» **Assignment**:
Filter the entries that follow, copying every line in which the word "have" appears.
(Information provided Opens)
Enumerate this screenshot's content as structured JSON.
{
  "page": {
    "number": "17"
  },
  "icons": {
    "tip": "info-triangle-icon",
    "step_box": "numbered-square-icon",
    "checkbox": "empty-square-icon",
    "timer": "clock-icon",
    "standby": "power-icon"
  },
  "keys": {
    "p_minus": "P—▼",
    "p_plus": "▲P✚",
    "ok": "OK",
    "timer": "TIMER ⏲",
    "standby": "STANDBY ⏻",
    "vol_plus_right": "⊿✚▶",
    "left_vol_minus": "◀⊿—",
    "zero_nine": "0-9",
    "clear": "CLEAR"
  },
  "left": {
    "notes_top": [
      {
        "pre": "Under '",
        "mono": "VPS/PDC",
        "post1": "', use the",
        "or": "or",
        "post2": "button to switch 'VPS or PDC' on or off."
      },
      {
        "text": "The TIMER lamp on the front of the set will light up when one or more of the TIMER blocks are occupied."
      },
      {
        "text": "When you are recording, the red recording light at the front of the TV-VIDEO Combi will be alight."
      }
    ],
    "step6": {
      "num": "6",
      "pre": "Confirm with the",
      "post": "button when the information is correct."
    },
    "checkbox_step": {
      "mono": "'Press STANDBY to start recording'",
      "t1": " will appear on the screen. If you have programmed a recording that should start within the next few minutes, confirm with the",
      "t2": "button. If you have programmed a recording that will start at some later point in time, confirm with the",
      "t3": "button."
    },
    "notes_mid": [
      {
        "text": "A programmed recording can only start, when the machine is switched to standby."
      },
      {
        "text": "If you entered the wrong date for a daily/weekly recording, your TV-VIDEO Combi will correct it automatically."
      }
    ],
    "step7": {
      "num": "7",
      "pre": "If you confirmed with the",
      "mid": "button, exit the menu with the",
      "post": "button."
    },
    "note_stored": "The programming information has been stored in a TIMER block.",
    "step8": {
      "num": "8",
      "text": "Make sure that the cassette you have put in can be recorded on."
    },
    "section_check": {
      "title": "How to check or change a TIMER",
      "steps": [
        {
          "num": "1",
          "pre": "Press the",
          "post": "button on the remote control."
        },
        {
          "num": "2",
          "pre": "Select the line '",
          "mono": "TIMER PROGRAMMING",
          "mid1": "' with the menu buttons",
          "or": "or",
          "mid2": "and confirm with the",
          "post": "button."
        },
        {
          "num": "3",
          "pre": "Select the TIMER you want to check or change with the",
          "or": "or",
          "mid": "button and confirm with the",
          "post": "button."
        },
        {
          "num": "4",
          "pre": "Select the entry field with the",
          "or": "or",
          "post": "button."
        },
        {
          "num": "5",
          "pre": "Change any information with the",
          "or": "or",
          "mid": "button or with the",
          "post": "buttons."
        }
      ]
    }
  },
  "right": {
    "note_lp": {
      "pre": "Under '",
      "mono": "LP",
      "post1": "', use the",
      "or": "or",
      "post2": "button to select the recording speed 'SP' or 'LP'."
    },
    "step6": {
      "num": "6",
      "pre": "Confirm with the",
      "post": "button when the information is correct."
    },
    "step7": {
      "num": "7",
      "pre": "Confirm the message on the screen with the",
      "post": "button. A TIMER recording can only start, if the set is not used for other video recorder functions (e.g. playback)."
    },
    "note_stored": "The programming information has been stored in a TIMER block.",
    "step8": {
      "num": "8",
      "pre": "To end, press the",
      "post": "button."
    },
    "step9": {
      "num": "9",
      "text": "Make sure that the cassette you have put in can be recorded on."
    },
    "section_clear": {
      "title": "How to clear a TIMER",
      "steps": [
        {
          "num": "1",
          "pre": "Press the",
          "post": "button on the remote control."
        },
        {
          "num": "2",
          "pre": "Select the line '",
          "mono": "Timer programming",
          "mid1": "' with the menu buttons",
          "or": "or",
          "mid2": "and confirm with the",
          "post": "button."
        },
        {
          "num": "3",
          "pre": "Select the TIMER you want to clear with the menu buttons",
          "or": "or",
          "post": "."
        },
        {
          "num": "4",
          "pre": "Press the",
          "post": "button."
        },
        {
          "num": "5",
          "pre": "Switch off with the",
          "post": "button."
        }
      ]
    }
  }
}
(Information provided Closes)
» **Response to this exercise**:
      "t1": " will appear on the screen. If you have programmed a recording that should start within the next few minutes, confirm with the",
      "t2": "button. If you have programmed a recording that will start at some later point in time, confirm with the",
      "text": "Make sure that the cassette you have put in can be recorded on."
      "text": "Make sure that the cassette you have put in can be recorded on."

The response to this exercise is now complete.